Goal of the exercise -
Please return every line from the entries that has the string "receive" in it.

Material provided -
++++++++

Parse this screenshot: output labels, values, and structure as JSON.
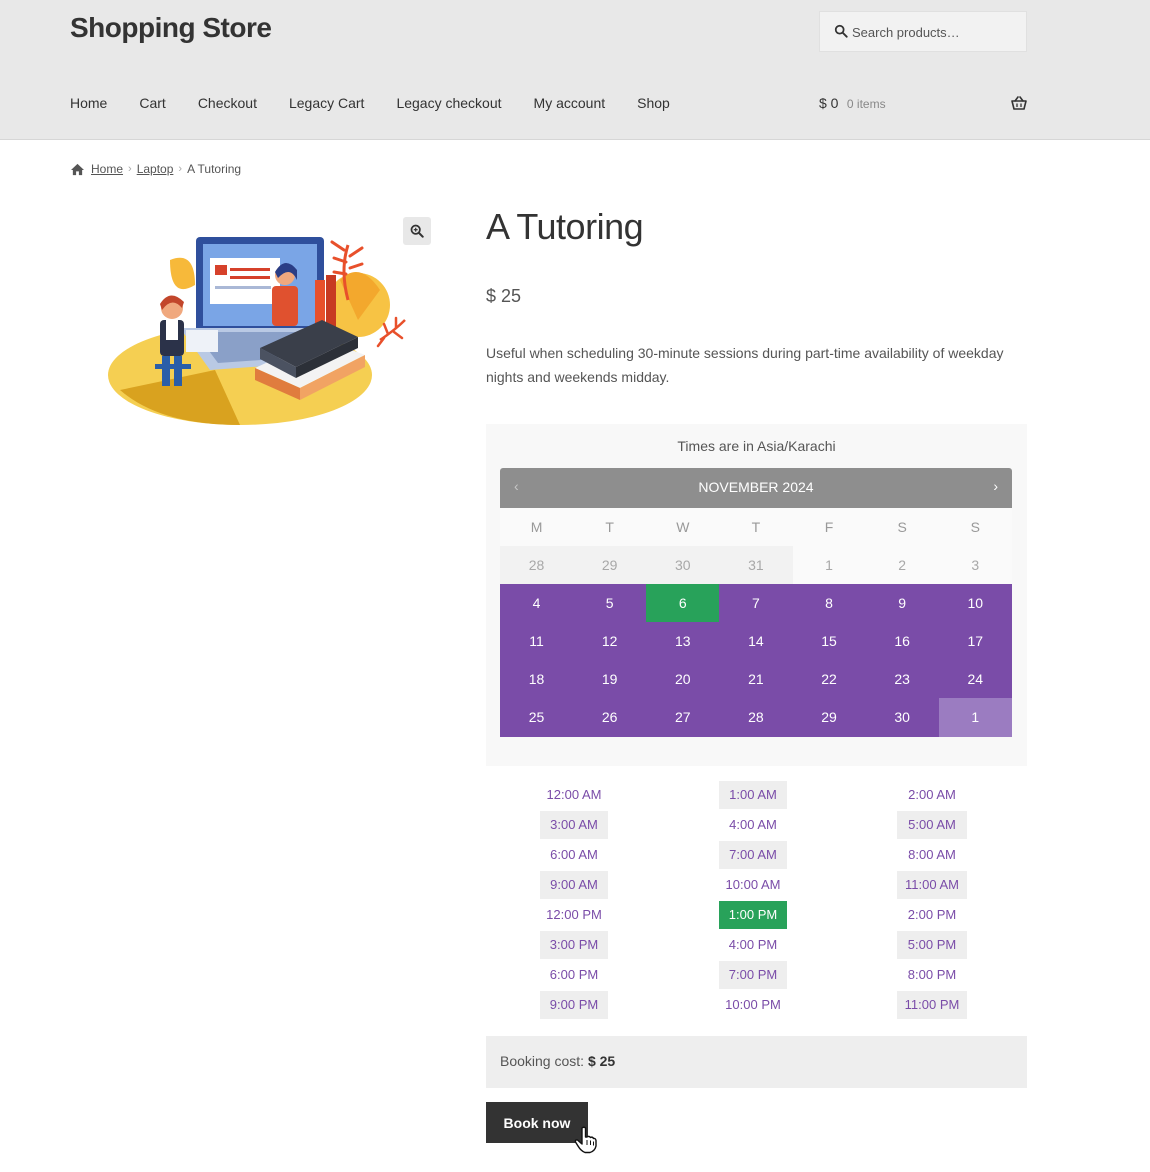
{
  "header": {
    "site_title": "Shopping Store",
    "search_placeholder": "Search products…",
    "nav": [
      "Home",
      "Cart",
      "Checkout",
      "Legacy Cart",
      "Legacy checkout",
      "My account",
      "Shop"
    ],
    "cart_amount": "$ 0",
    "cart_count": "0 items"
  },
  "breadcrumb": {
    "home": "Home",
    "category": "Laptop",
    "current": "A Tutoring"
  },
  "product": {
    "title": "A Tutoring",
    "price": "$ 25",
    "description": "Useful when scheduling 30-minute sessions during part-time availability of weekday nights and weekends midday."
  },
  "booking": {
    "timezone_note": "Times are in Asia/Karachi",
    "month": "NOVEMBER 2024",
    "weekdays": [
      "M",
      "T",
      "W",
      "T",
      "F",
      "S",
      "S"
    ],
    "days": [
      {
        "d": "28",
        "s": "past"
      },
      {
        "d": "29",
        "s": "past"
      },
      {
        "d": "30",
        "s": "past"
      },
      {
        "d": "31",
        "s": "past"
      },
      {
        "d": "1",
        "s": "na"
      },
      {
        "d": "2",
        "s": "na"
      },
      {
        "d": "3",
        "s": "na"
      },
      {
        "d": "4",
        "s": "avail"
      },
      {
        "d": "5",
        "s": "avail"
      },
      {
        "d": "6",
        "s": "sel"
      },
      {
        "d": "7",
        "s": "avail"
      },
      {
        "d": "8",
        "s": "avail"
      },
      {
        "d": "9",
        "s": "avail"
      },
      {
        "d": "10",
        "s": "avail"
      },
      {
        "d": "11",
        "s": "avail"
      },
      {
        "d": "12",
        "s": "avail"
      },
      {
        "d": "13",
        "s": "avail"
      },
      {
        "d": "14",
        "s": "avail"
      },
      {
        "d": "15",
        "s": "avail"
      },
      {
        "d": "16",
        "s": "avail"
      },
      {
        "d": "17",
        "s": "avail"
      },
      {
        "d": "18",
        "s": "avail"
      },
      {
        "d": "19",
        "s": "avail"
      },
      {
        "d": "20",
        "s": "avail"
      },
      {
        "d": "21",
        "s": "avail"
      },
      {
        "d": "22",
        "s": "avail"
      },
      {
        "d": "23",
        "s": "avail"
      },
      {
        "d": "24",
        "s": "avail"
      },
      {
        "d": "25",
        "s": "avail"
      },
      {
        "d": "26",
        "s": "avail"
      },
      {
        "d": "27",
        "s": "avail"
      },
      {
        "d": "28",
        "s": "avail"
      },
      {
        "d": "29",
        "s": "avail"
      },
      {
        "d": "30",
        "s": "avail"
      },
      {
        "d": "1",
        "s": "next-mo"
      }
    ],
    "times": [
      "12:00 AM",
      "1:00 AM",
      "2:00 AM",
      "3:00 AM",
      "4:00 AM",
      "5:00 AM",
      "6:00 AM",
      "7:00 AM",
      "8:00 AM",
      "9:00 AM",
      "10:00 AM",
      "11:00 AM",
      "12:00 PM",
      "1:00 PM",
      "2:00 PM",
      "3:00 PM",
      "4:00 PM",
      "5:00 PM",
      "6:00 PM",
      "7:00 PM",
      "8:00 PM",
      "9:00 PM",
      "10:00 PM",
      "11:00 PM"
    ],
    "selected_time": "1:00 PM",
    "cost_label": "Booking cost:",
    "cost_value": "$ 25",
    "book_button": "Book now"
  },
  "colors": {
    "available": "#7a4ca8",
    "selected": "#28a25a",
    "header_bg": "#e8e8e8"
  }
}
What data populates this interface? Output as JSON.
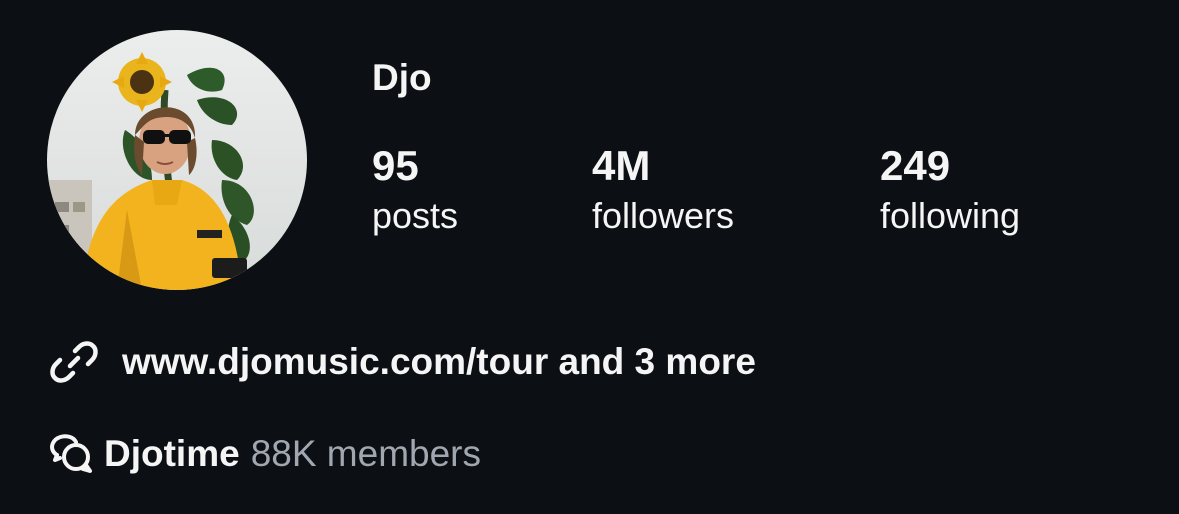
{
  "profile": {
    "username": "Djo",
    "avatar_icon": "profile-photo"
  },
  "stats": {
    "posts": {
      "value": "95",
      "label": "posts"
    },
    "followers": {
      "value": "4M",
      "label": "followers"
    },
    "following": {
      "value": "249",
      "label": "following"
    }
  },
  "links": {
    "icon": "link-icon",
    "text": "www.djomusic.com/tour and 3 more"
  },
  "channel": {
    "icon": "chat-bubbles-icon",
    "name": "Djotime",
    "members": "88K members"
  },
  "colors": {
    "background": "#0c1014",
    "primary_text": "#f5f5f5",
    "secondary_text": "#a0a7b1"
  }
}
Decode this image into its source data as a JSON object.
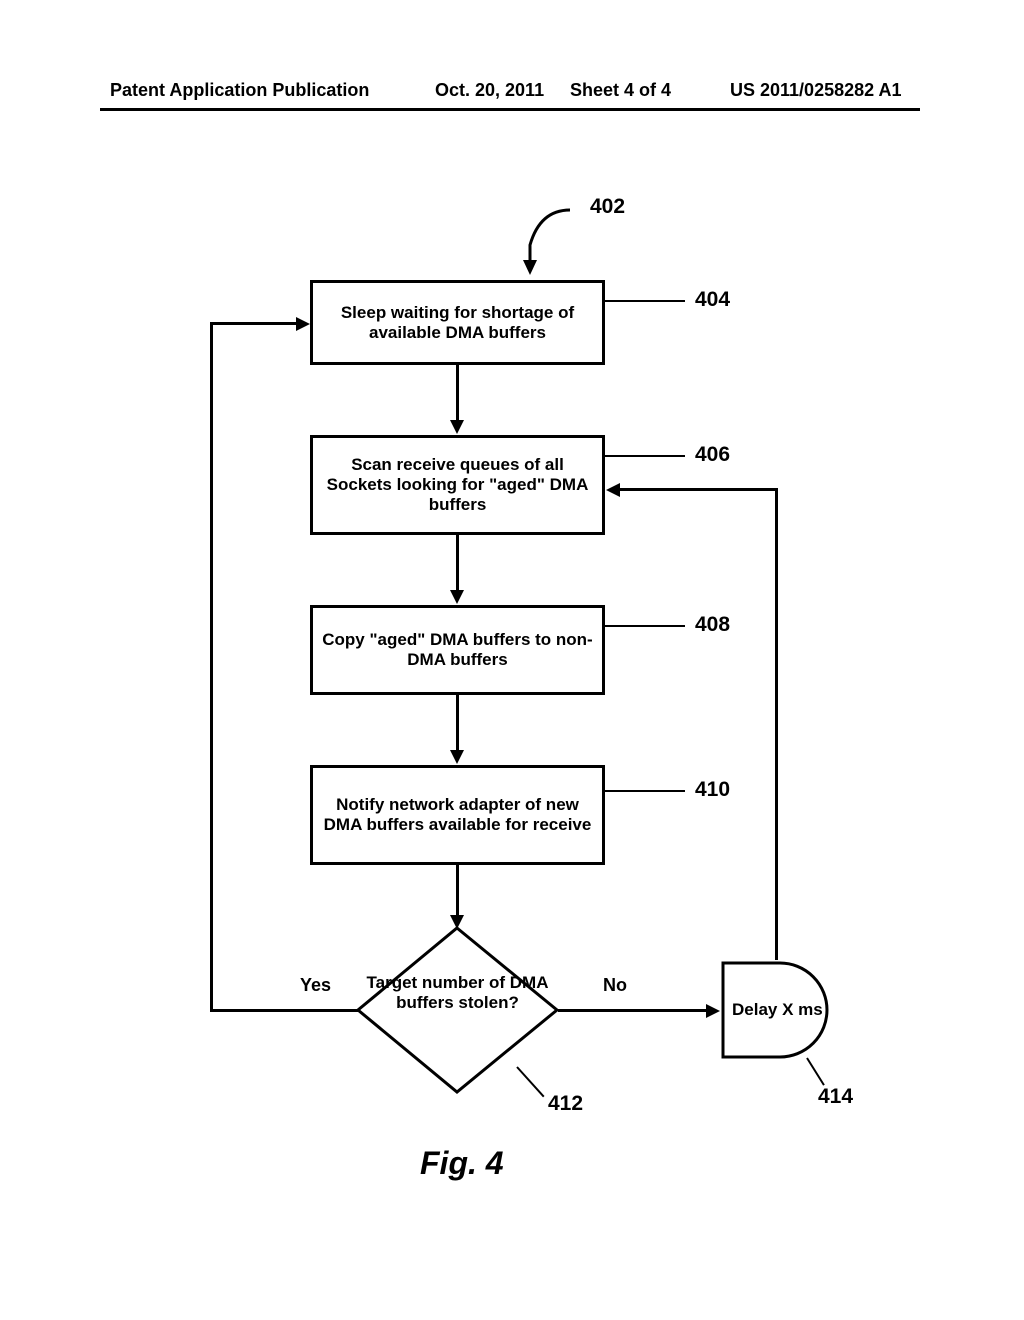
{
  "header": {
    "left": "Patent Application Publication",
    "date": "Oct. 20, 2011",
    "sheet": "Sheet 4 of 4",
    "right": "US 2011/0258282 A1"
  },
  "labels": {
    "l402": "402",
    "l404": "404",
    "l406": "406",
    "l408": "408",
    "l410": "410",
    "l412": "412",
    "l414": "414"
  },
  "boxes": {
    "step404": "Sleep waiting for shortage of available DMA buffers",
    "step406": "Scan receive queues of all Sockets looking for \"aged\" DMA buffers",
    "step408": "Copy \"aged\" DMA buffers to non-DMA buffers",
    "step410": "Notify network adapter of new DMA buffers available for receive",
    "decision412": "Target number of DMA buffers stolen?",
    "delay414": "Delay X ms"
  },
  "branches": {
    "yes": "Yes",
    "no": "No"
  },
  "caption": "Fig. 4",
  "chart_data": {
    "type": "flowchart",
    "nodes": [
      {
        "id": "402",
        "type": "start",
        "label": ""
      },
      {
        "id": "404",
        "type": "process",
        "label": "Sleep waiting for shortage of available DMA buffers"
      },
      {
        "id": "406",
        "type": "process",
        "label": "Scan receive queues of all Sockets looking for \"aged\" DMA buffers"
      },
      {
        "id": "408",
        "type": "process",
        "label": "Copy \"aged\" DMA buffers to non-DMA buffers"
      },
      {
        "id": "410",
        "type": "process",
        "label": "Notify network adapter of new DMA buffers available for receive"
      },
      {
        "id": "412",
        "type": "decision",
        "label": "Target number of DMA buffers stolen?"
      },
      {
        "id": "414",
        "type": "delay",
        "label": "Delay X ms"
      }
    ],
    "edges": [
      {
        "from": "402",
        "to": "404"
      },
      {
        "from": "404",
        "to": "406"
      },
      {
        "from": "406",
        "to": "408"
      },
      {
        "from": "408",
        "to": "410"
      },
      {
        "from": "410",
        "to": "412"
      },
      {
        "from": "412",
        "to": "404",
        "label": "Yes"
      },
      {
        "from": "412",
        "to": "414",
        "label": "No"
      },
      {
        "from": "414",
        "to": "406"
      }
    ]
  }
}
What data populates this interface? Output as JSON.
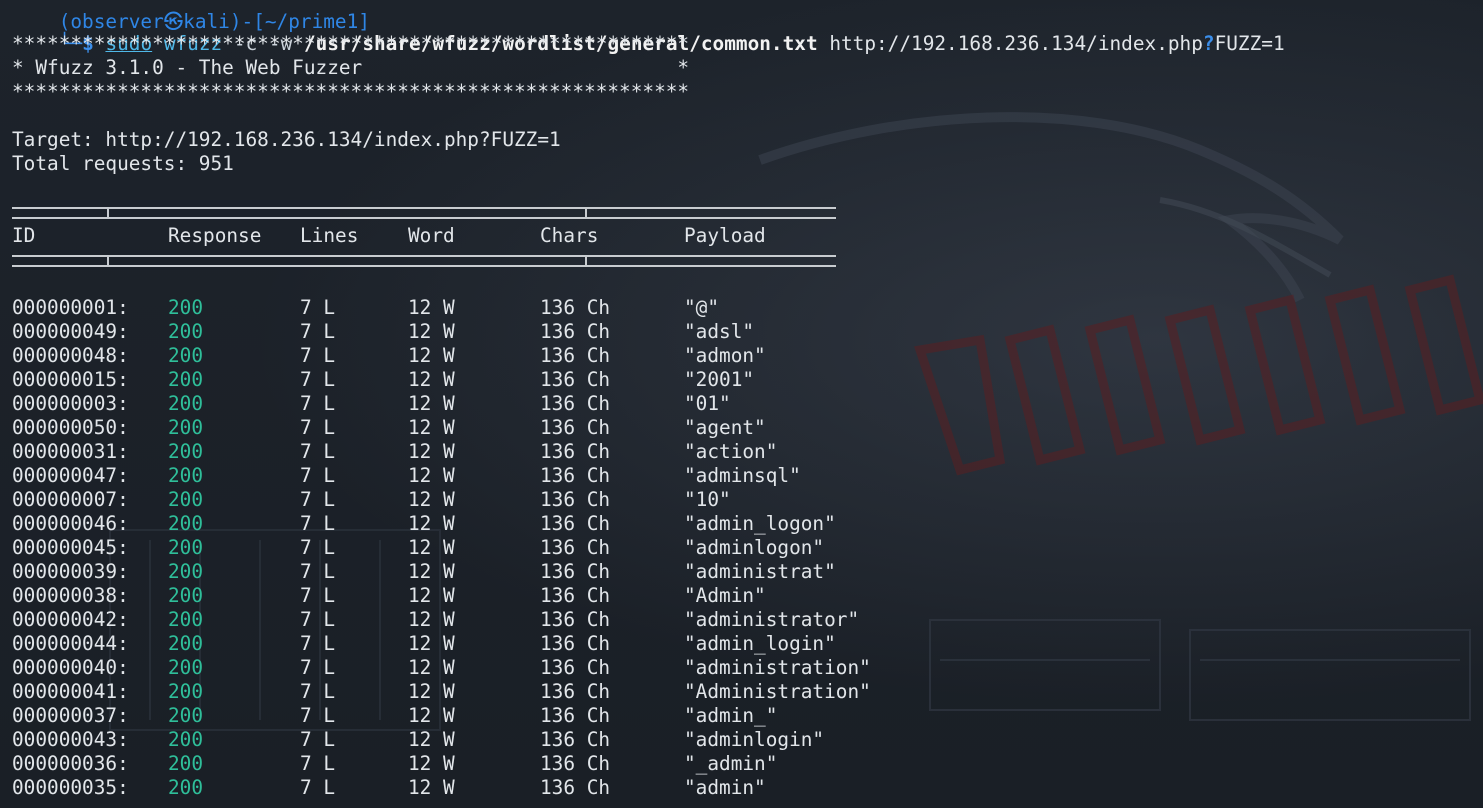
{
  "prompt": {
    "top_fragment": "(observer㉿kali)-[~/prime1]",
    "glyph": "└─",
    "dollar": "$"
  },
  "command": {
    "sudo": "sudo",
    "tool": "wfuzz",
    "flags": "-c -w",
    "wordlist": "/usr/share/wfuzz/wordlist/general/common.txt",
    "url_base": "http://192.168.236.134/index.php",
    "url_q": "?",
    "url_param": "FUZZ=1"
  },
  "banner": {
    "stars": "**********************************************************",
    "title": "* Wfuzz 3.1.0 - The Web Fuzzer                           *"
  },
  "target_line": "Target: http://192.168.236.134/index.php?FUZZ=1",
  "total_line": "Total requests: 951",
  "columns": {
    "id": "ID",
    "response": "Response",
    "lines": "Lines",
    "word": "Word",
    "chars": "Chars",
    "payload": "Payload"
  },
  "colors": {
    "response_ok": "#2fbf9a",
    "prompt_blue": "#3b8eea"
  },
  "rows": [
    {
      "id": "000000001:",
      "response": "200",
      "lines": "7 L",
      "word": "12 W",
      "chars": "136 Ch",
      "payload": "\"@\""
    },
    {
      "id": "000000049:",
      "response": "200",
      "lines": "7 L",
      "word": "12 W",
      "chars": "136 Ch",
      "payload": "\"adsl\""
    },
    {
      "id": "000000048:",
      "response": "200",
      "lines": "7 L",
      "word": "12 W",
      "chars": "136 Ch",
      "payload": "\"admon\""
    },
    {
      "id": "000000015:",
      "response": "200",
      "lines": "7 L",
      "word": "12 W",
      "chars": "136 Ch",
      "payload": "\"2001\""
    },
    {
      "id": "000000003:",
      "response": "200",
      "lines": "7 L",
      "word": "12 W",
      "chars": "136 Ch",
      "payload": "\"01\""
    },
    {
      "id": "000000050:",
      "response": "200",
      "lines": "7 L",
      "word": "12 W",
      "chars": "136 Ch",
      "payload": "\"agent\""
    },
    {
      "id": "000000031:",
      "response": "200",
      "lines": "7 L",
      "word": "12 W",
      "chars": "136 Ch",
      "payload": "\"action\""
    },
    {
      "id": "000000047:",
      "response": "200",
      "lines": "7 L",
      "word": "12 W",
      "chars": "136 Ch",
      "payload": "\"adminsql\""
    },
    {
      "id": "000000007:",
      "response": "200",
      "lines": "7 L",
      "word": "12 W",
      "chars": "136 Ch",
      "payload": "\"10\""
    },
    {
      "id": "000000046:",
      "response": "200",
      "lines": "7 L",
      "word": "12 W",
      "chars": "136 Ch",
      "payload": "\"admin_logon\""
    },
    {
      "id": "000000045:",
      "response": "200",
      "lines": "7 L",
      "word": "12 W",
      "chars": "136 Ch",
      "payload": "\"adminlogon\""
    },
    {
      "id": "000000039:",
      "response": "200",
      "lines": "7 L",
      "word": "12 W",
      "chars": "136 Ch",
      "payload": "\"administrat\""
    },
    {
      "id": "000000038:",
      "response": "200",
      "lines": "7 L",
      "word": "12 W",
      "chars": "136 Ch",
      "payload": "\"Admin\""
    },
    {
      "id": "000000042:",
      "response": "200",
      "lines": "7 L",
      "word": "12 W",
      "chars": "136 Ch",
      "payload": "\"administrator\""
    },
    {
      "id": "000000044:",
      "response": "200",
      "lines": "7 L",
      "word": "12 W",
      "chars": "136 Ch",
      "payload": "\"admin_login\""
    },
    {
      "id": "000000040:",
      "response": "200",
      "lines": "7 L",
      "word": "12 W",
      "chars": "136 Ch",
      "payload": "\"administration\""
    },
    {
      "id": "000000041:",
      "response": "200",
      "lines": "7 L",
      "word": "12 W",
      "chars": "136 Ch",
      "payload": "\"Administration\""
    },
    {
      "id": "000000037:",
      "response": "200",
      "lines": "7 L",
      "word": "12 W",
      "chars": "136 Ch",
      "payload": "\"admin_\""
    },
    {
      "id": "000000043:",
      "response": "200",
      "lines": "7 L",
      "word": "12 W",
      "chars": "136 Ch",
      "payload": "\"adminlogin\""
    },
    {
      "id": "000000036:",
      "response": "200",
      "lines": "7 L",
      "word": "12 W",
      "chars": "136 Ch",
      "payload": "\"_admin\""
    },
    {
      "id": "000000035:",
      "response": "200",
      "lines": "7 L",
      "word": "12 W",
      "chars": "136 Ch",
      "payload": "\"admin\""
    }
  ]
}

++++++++

Solved exercise -
    "step406": "Scan receive queues of all Sockets looking for \"aged\" DMA buffers",
    "step410": "Notify network adapter of new DMA buffers available for receive",
        "label": "Scan receive queues of all Sockets looking for \"aged\" DMA buffers"
        "label": "Notify network adapter of new DMA buffers available for receive"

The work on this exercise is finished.